Toxic Shock Syndrome (TSS)
Toxic Shock Syndrome (TSS) is a rare but serious disease associated with tampon use. TSS occurs in men, children, and non-menstruating women as well. All tampons on the U.S. market today are associated with an equally low risk of TSS. Today, the annual incidence rate of TSS in women of menstrual age in the United States is about one case per 100,000 women.
Every woman who purchases a carton of tampons in the United States and Canada today receives important safety information about TSS, ways to minimize her risk of TSS and advice on what to do if she experiences the signs and symptoms of TSS.
Identification of TSS
TSS was first described in 1978 by Dr. James Todd based on cases in seven children, three of whom were boys. The illness is caused by toxins produced by specific strains of Staphylococcus aureus. Most people have the antibodies in their bloodstream to protect them from the toxin, if it is produced. TSS is characterized by fever, hypotension, rash and multi-organ dysfunction. In the vast majority of cases, women who contract TSS recover after treatment, but it is vital that women recognize the signs and get immediate treatment if they are menstruating and using a tampon.
TSS is a rare illness. The U.S. Centers for Disease Control and Prevention (CDC) reports, for the United States, a menstrual TSS case incidence rate of 1/100,000 in women of menstruating age per year and an overall TSS case incidence rate of 0.53/100,000 people per year. Epidemiological evidence shows that the incidence has remained essentially unchanged since the 1980s.
TSS studies show several possible risk factors for menstrual TSS, including:
- tampon usage
- young user age
- continuous use of tampons
- absorbency of tampons
This is why it is important for women to interrupt their tampon usage with pads from time to time during their period, and to use the lowest absorbency tampon for their flow.
Night time use and tampon wear time were show to NOT be risk factors for TSS in these important studies.
Despite tampon use as a risk factor, tampons are neither a source of S. aureus (the bacteria that causes TSS), nor do they increase the likelihood of the organism being present in a woman’s vagina, nor do they increase the numbers of organism present in the vagina.
Be aware of the signs and symptoms of TSS. If you start to feel sick, remove your tampon, see a doctor immediately and tell her you think you might have TSS. Symptoms include:
- onset of flu-like symptoms such as fever (102°F)
- vomiting, diarrhea
- sunburn-like rash
- dizziness, muscle aches
- fainting/near fainting when standing up
For more information, look at the product insert found in all boxes of tampons, or read more here.
Research Relating to Cotton and Rayon Fibers
Numerous studies have demonstrated the safety of tampons made with cotton and/or rayon fibers.

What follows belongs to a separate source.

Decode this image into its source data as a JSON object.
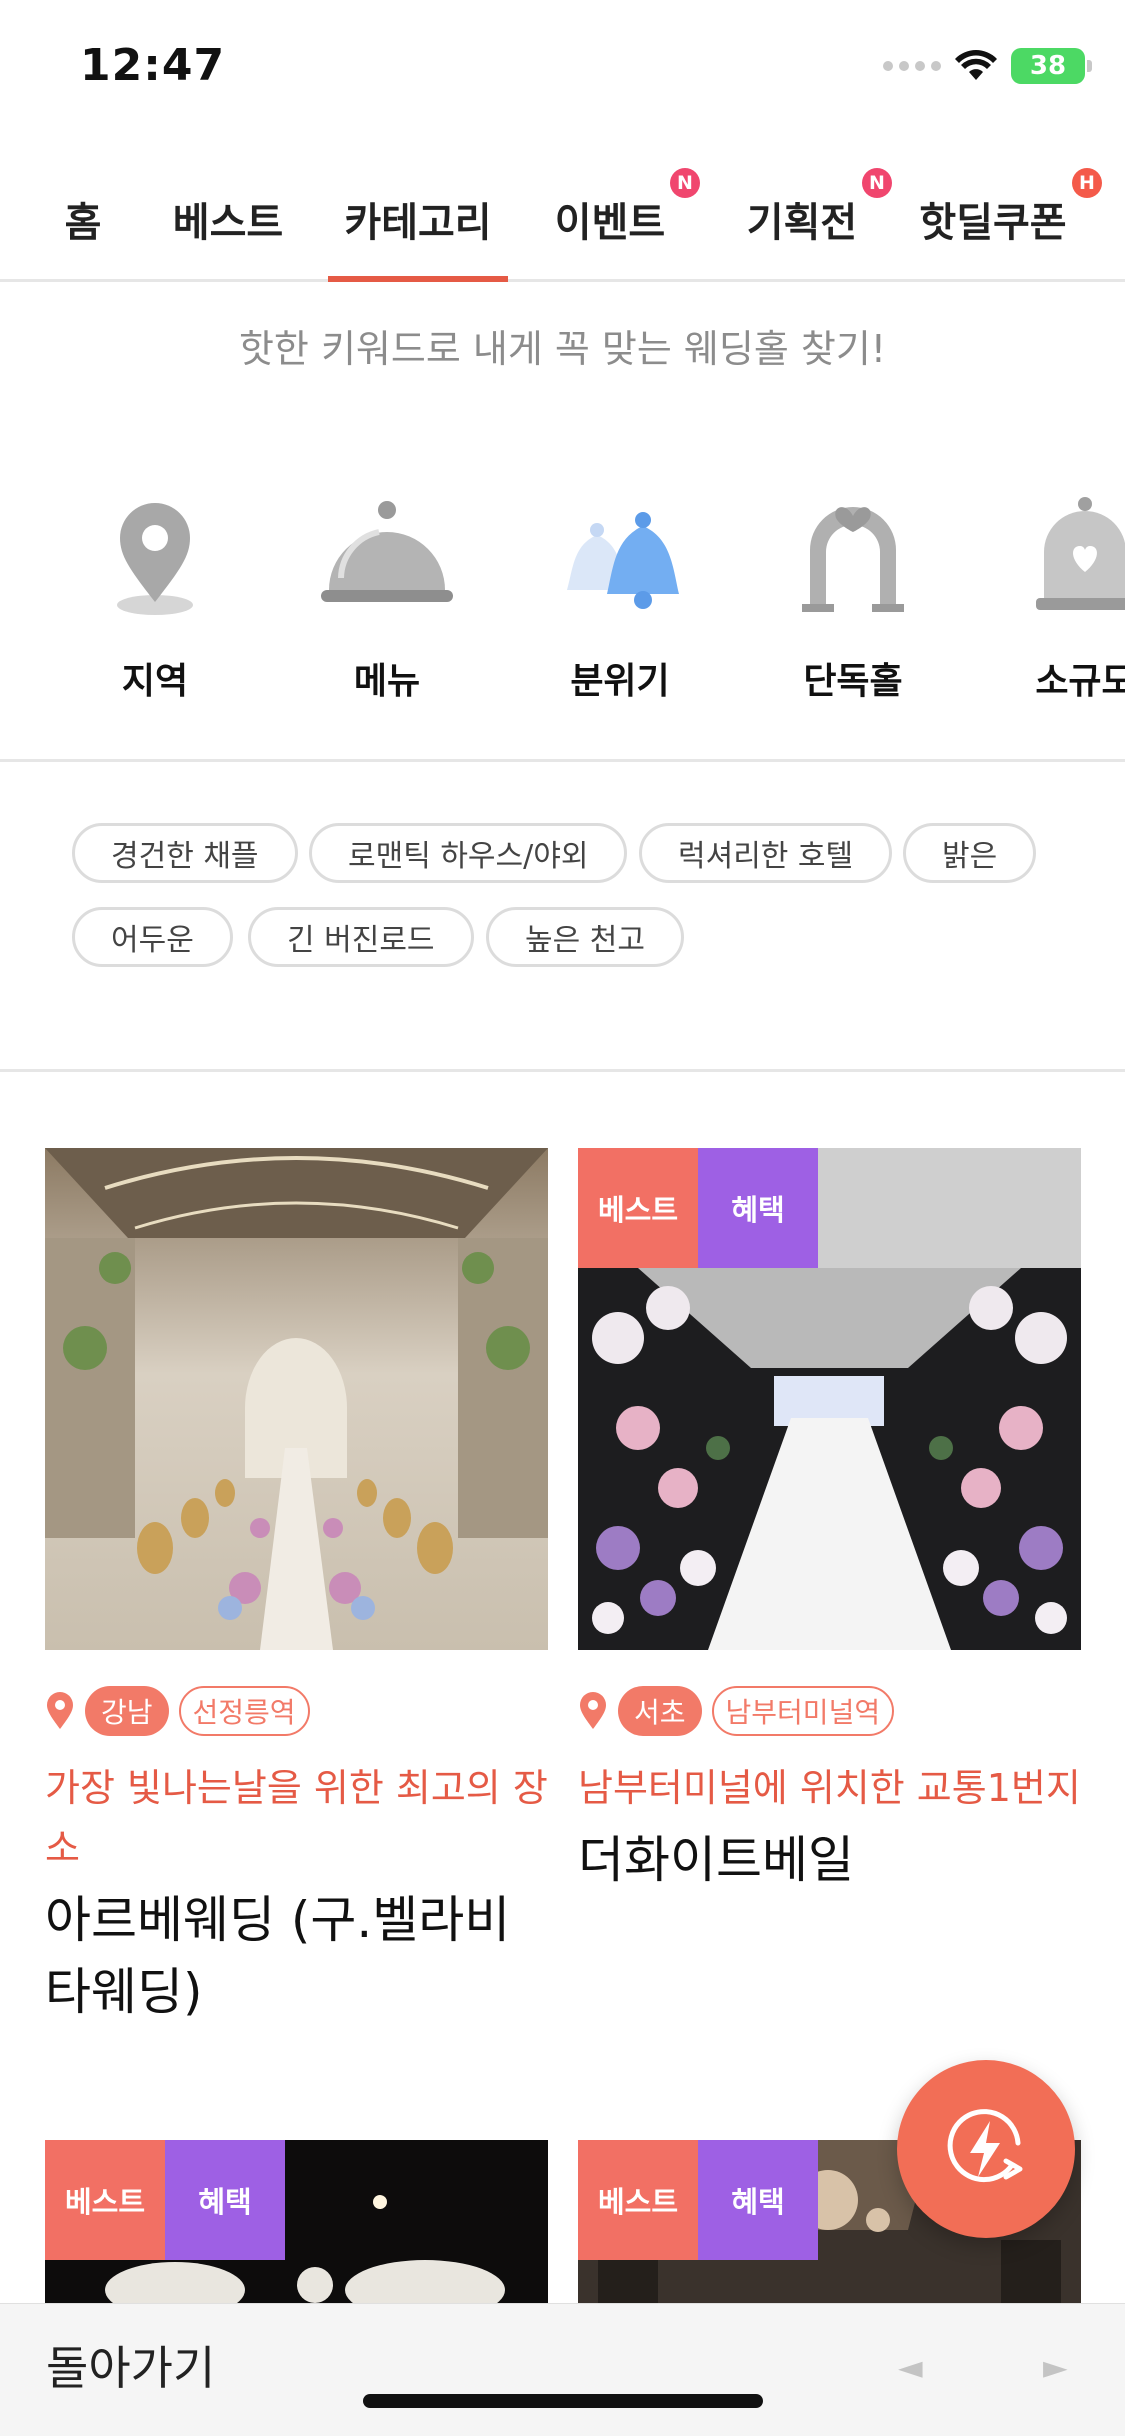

Extensive research has repeatedly disproven the mistaken belief that TSS risk increases because of the presence of rayon fiber in tampons :
- Four separate, independent studies failed to reproduce an earlier report asserting that rayon was associated with a higher risk of TSS.
- Epidemiological studies conducted in the 1980s confirmed that tampons made with cotton and/or rayon fibers had the lowest relative risk of TSS vs. tampons made with other compositions.
- Microbiological and laboratory studies confirmed that cotton and rayon fibers did not differ in their propensity to increase risk of TSS.
- FDA guidance states that “Tampons made with rayon do not appear to have a higher risk of TSS than cotton tampons of similar absorbency.”